[What this task involves]
Retype each line of the listing. Do not alter anything.

---+---

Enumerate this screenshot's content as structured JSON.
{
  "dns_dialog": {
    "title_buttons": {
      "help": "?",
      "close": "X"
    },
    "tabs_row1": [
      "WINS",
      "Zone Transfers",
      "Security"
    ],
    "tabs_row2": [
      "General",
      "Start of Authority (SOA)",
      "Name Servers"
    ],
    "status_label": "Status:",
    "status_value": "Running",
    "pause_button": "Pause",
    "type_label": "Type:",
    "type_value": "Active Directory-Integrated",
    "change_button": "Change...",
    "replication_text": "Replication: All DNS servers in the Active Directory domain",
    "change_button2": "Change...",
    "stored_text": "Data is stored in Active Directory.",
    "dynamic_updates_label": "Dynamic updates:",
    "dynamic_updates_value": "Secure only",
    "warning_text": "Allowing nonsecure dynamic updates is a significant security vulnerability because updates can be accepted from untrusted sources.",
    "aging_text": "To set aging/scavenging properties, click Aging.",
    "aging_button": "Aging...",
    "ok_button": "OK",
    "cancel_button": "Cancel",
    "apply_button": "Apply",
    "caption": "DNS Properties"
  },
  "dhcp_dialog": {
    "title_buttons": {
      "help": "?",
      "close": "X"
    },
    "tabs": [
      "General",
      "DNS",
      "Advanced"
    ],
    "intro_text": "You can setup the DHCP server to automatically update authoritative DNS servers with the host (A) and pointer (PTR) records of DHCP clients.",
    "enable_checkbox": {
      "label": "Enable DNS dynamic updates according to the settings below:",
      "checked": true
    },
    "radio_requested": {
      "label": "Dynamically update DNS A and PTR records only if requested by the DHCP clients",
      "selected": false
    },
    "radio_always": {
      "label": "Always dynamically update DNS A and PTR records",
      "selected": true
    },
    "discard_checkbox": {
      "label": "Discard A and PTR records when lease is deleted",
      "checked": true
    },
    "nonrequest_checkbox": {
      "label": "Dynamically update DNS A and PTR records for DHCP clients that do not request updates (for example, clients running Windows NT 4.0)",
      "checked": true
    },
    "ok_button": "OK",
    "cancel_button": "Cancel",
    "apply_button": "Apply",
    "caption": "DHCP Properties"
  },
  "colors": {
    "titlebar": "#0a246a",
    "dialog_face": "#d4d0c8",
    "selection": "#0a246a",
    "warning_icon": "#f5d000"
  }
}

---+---

[Written answer]
Enumerate this screenshot's content as structured JSON.
{
  "dns_dialog": {
    "title_buttons": {
      "help": "?",
      "close": "X"
    },
    "tabs_row1": [
      "WINS",
      "Zone Transfers",
      "Security"
    ],
    "tabs_row2": [
      "General",
      "Start of Authority (SOA)",
      "Name Servers"
    ],
    "status_label": "Status:",
    "status_value": "Running",
    "pause_button": "Pause",
    "type_label": "Type:",
    "type_value": "Active Directory-Integrated",
    "change_button": "Change...",
    "replication_text": "Replication: All DNS servers in the Active Directory domain",
    "change_button2": "Change...",
    "stored_text": "Data is stored in Active Directory.",
    "dynamic_updates_label": "Dynamic updates:",
    "dynamic_updates_value": "Secure only",
    "warning_text": "Allowing nonsecure dynamic updates is a significant security vulnerability because updates can be accepted from untrusted sources.",
    "aging_text": "To set aging/scavenging properties, click Aging.",
    "aging_button": "Aging...",
    "ok_button": "OK",
    "cancel_button": "Cancel",
    "apply_button": "Apply",
    "caption": "DNS Properties"
  },
  "dhcp_dialog": {
    "title_buttons": {
      "help": "?",
      "close": "X"
    },
    "tabs": [
      "General",
      "DNS",
      "Advanced"
    ],
    "intro_text": "You can setup the DHCP server to automatically update authoritative DNS servers with the host (A) and pointer (PTR) records of DHCP clients.",
    "enable_checkbox": {
      "label": "Enable DNS dynamic updates according to the settings below:",
      "checked": true
    },
    "radio_requested": {
      "label": "Dynamically update DNS A and PTR records only if requested by the DHCP clients",
      "selected": false
    },
    "radio_always": {
      "label": "Always dynamically update DNS A and PTR records",
      "selected": true
    },
    "discard_checkbox": {
      "label": "Discard A and PTR records when lease is deleted",
      "checked": true
    },
    "nonrequest_checkbox": {
      "label": "Dynamically update DNS A and PTR records for DHCP clients that do not request updates (for example, clients running Windows NT 4.0)",
      "checked": true
    },
    "ok_button": "OK",
    "cancel_button": "Cancel",
    "apply_button": "Apply",
    "caption": "DHCP Properties"
  },
  "colors": {
    "titlebar": "#0a246a",
    "dialog_face": "#d4d0c8",
    "selection": "#0a246a",
    "warning_icon": "#f5d000"
  }
}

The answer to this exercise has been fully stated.